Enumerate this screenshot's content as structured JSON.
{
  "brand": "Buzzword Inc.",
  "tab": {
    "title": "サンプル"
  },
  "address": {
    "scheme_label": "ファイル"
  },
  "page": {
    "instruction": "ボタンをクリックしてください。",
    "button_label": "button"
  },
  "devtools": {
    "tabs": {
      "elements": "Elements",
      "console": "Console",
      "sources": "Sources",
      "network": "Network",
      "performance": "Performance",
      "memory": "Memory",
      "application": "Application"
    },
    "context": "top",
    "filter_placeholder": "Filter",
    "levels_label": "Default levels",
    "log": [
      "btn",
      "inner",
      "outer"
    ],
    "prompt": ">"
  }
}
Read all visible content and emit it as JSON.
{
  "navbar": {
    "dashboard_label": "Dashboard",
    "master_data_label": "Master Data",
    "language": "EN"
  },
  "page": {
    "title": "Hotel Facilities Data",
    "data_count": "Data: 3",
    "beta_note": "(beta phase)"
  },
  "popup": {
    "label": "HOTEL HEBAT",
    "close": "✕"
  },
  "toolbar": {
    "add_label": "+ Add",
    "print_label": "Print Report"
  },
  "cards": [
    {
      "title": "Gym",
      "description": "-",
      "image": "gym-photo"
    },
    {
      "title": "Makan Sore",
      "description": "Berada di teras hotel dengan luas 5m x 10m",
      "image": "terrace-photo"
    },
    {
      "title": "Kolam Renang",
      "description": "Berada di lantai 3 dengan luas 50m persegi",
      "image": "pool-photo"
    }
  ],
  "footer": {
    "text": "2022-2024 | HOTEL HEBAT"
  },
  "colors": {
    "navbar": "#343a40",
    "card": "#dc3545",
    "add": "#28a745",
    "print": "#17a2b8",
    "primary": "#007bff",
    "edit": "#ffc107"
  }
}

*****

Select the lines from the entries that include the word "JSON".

Enumerate this screenshot's content as structured JSON.
Read all visible content and emit it as JSON.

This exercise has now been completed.